Nuke power is hardly fossil free since it requires fuel to engage its burn process. A giant coal train circles the nuclear power plant in mid-Florida at Crystal River supplying it with LOTS of coal.

And let us not suppose that nuke power is a god-send since the earth changes already speeding up can compromise the safety of plants added to the FACT that the radioactive detritus, apart from finding itself built into military weapons is yet to find a safe "home."


#5

We urgently need divestment from the M/I/I Complex.


#6

Agreed, and we are working simultaneously on putting a price on carbon here in Washington state. In fact, most of the people leading that are also divestistas. The two campaigns are complimentary not contradictory.


#7
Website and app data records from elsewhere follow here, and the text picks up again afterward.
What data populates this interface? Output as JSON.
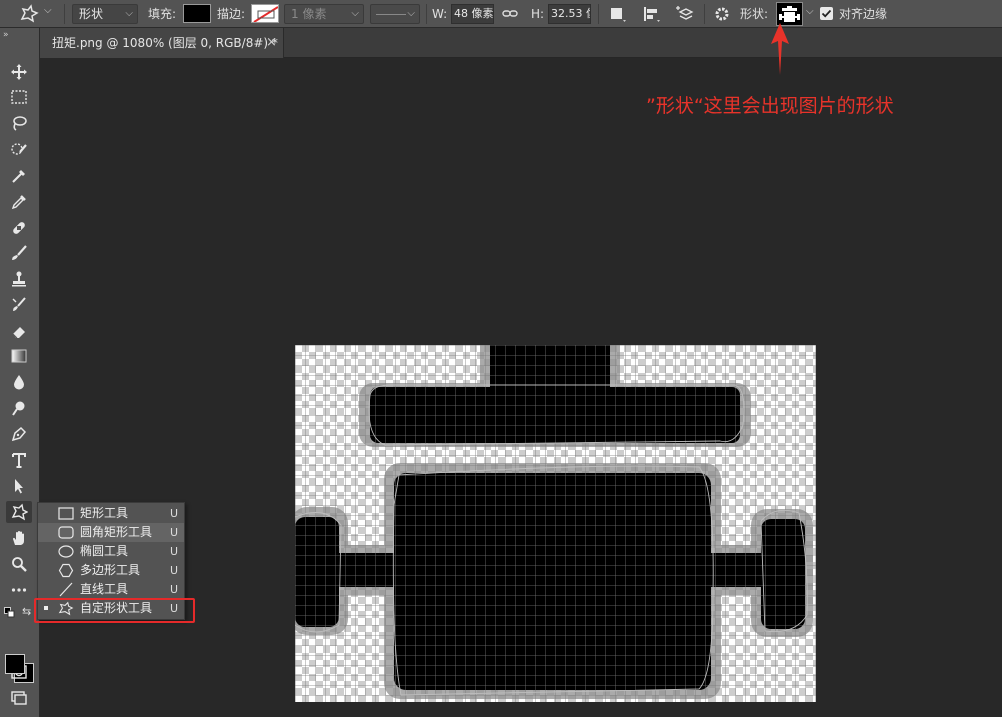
{
  "options_bar": {
    "tool_mode": "形状",
    "fill_label": "填充:",
    "fill_color": "#000000",
    "stroke_label": "描边:",
    "stroke_width": "1 像素",
    "w_label": "W:",
    "w_value": "48 像素",
    "h_label": "H:",
    "h_value": "32.53 像",
    "shape_label": "形状:",
    "align_edges_label": "对齐边缘",
    "align_edges_checked": true
  },
  "document_tab": {
    "title": "扭矩.png @ 1080% (图层 0, RGB/8#) *",
    "close_glyph": "×"
  },
  "toolbox": {
    "collapse_glyph": "»",
    "tools": [
      "move-tool",
      "marquee-tool",
      "lasso-tool",
      "quick-select-tool",
      "crop-tool",
      "eyedropper-tool",
      "healing-brush-tool",
      "brush-tool",
      "clone-stamp-tool",
      "history-brush-tool",
      "eraser-tool",
      "gradient-tool",
      "blur-tool",
      "dodge-tool",
      "pen-tool",
      "type-tool",
      "path-select-tool",
      "custom-shape-tool",
      "hand-tool",
      "zoom-tool",
      "more-tools"
    ],
    "fg_color": "#000000",
    "bg_color": "#000000"
  },
  "flyout": {
    "items": [
      {
        "label": "矩形工具",
        "key": "U",
        "icon": "rectangle-icon"
      },
      {
        "label": "圆角矩形工具",
        "key": "U",
        "icon": "rounded-rectangle-icon"
      },
      {
        "label": "椭圆工具",
        "key": "U",
        "icon": "ellipse-icon"
      },
      {
        "label": "多边形工具",
        "key": "U",
        "icon": "polygon-icon"
      },
      {
        "label": "直线工具",
        "key": "U",
        "icon": "line-icon"
      },
      {
        "label": "自定形状工具",
        "key": "U",
        "icon": "custom-shape-icon"
      }
    ],
    "highlighted_index": 1,
    "selected_index": 5
  },
  "annotation": {
    "text": "”形状“这里会出现图片的形状",
    "color": "#e8332a"
  }
}
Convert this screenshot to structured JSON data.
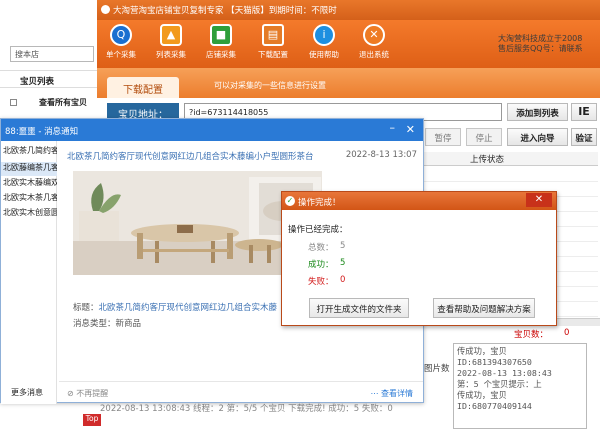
{
  "left_app": {
    "search_placeholder": "搜本店",
    "list_header": "宝贝列表",
    "list_row": "查看所有宝贝"
  },
  "main_window": {
    "title": "大淘营淘宝店铺宝贝复制专家 【天猫版】到期时间：不限时",
    "toolbar": [
      {
        "label": "单个采集",
        "icon": "single-collect-icon",
        "color": "#1a6fd0",
        "glyph": "Q"
      },
      {
        "label": "列表采集",
        "icon": "list-collect-icon",
        "color": "#f29a1d",
        "glyph": "▲"
      },
      {
        "label": "店铺采集",
        "icon": "shop-collect-icon",
        "color": "#2e9f3a",
        "glyph": "■"
      },
      {
        "label": "下载配置",
        "icon": "download-config-icon",
        "color": "#e47b27",
        "glyph": "▤"
      },
      {
        "label": "使用帮助",
        "icon": "help-icon",
        "color": "#1d8fe0",
        "glyph": "i"
      },
      {
        "label": "退出系统",
        "icon": "exit-icon",
        "color": "#ee7b23",
        "glyph": "✕"
      }
    ],
    "right_info_line1": "大淘营科技成立于2008",
    "right_info_line2": "售后服务QQ号：请联系",
    "tab_label": "下载配置",
    "tab_hint": "可以对采集的一些信息进行设置",
    "address_label": "宝贝地址：",
    "address_value": "?id=673114418055",
    "add_to_list_button": "添加到列表",
    "ie_button": "IE",
    "pause_button": "暂停",
    "stop_button": "停止",
    "import_wizard_button": "进入向导",
    "verify_button": "验证",
    "upload_status_header": "上传状态",
    "item_count_label": "宝贝数：",
    "item_count_value": "0",
    "image_count_label": "图片数",
    "log_lines": [
      "传成功，宝贝",
      "ID:681394307650",
      "2022-08-13 13:08:43",
      "第：5 个宝贝提示：上",
      "传成功，宝贝",
      "ID:680770409144"
    ],
    "status_line": "2022-08-13 13:08:43 线程：2 第：5/5 个宝贝 下载完成! 成功：5 失败：0"
  },
  "notification": {
    "title": "88:噩噩 - 消息通知",
    "list_items": [
      "北欧茶几简约客厅...",
      "北欧藤编茶几客厅...",
      "北欧实木藤编双层...",
      "北欧实木茶几客厅...",
      "北欧实木创意圆形..."
    ],
    "more_label": "更多消息",
    "item_title": "北欧茶几简约客厅现代创意网红边几组合实木藤编小户型圆形茶台",
    "item_date": "2022-8-13 13:07",
    "detail_title_label": "标题：",
    "detail_title_value": "北欧茶几简约客厅现代创意网红边几组合实木藤",
    "message_type": "消息类型：新商品",
    "no_remind": "不再提醒",
    "view_detail": "查看详情"
  },
  "dialog": {
    "title": "操作完成！",
    "completed_label": "操作已经完成：",
    "total_label": "总数：",
    "total_value": "5",
    "success_label": "成功：",
    "success_value": "5",
    "fail_label": "失败：",
    "fail_value": "0",
    "open_folder_button": "打开生成文件的文件夹",
    "help_button": "查看帮助及问题解决方案"
  },
  "ad_badge": "Top"
}
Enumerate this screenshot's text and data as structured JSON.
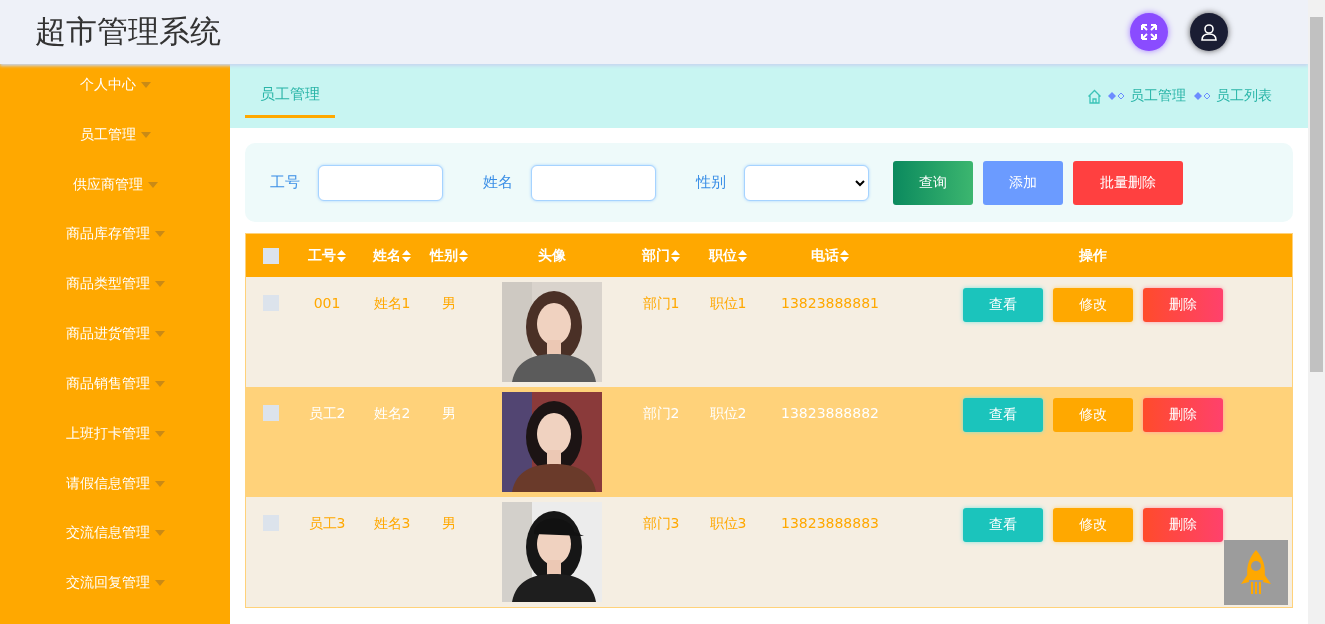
{
  "header": {
    "title": "超市管理系统"
  },
  "sidebar": {
    "items": [
      {
        "label": "个人中心",
        "expanded": false
      },
      {
        "label": "员工管理",
        "expanded": false
      },
      {
        "label": "供应商管理",
        "expanded": false
      },
      {
        "label": "商品库存管理",
        "expanded": false
      },
      {
        "label": "商品类型管理",
        "expanded": false
      },
      {
        "label": "商品进货管理",
        "expanded": false
      },
      {
        "label": "商品销售管理",
        "expanded": false
      },
      {
        "label": "上班打卡管理",
        "expanded": false
      },
      {
        "label": "请假信息管理",
        "expanded": false
      },
      {
        "label": "交流信息管理",
        "expanded": false
      },
      {
        "label": "交流回复管理",
        "expanded": false
      }
    ]
  },
  "tabs": [
    {
      "label": "员工管理",
      "selected": true
    }
  ],
  "breadcrumb": [
    "员工管理",
    "员工列表"
  ],
  "search": {
    "fields": [
      {
        "label": "工号",
        "kind": "text"
      },
      {
        "label": "姓名",
        "kind": "text"
      },
      {
        "label": "性别",
        "kind": "select"
      }
    ],
    "buttons": [
      {
        "label": "查询",
        "kind": "query"
      },
      {
        "label": "添加",
        "kind": "add"
      },
      {
        "label": "批量删除",
        "kind": "delete"
      }
    ]
  },
  "table": {
    "select_all": {
      "checked": false
    },
    "columns": [
      {
        "label": "工号",
        "sortable": true
      },
      {
        "label": "姓名",
        "sortable": true
      },
      {
        "label": "性别",
        "sortable": true
      },
      {
        "label": "头像",
        "sortable": false
      },
      {
        "label": "部门",
        "sortable": true
      },
      {
        "label": "职位",
        "sortable": true
      },
      {
        "label": "电话",
        "sortable": true
      },
      {
        "label": "操作",
        "sortable": false
      }
    ],
    "rows": [
      {
        "checked": false,
        "highlighted": false,
        "cells": [
          "001",
          "姓名1",
          "男",
          {
            "kind": "picture"
          },
          "部门1",
          "职位1",
          "13823888881"
        ],
        "actions": [
          {
            "label": "查看",
            "kind": "view"
          },
          {
            "label": "修改",
            "kind": "edit"
          },
          {
            "label": "删除",
            "kind": "delete"
          }
        ]
      },
      {
        "checked": false,
        "highlighted": true,
        "cells": [
          "员工2",
          "姓名2",
          "男",
          {
            "kind": "picture"
          },
          "部门2",
          "职位2",
          "13823888882"
        ],
        "actions": [
          {
            "label": "查看",
            "kind": "view"
          },
          {
            "label": "修改",
            "kind": "edit"
          },
          {
            "label": "删除",
            "kind": "delete"
          }
        ]
      },
      {
        "checked": false,
        "highlighted": false,
        "cells": [
          "员工3",
          "姓名3",
          "男",
          {
            "kind": "picture"
          },
          "部门3",
          "职位3",
          "13823888883"
        ],
        "actions": [
          {
            "label": "查看",
            "kind": "view"
          },
          {
            "label": "修改",
            "kind": "edit"
          },
          {
            "label": "删除",
            "kind": "delete"
          }
        ]
      }
    ]
  }
}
OK. We know why you divested. HOW did you divest? You sold your shares of stock to another investor. And how does that affect the energy company which originally created the stock shares? IT DIDN'T!!! those shares of stock were probably issued decades ago, and have been bought and sold dozens of times. The only impact to the energy company is the name and address on the dividend check! Secondary sales of shares do not involve the issuing company at all.

Divestment is the wrong approach. If you want to impact the energy industry, you should be buying as many shares as you can, combining them with like-minded investors to gain a voting majority. Then you can force changes at shareholder meetings, control who gets on the board, and really have an impact. Divestment is an empty gesture which does nothing but make the divest or feel smug.


#8

Coal is coal, as far as I'm concerned, and there is no such thing as "clean" coal, or even thermal coal. Moreover, coal mining, especially when it occurs underground, is no more safer, really, than it was back in the late 1950's (or before that), when a coal mine in Springhill, Nova Scotia collapsed, trapping about 74 men, killing many of them. The more recent coal mine blast in West Virginia, back in 2008, imho, is yet another indication of how unsafe coal mining generally is. The people who mine the coal are still at great risk, regarding their overall health, not to mention their very lives.

I'll also add that coal not only pollutes the air and water, but it produces more acid rain, which has a devastating affect on the environment. In addition to eroding and corroding buildings, etc., and not being good for plant life or wildlife in general, it also kills off lakes, rivers and streams, rendering them "dead" or sterile, without an ounce of wildlife or plantlife underneath the still waters.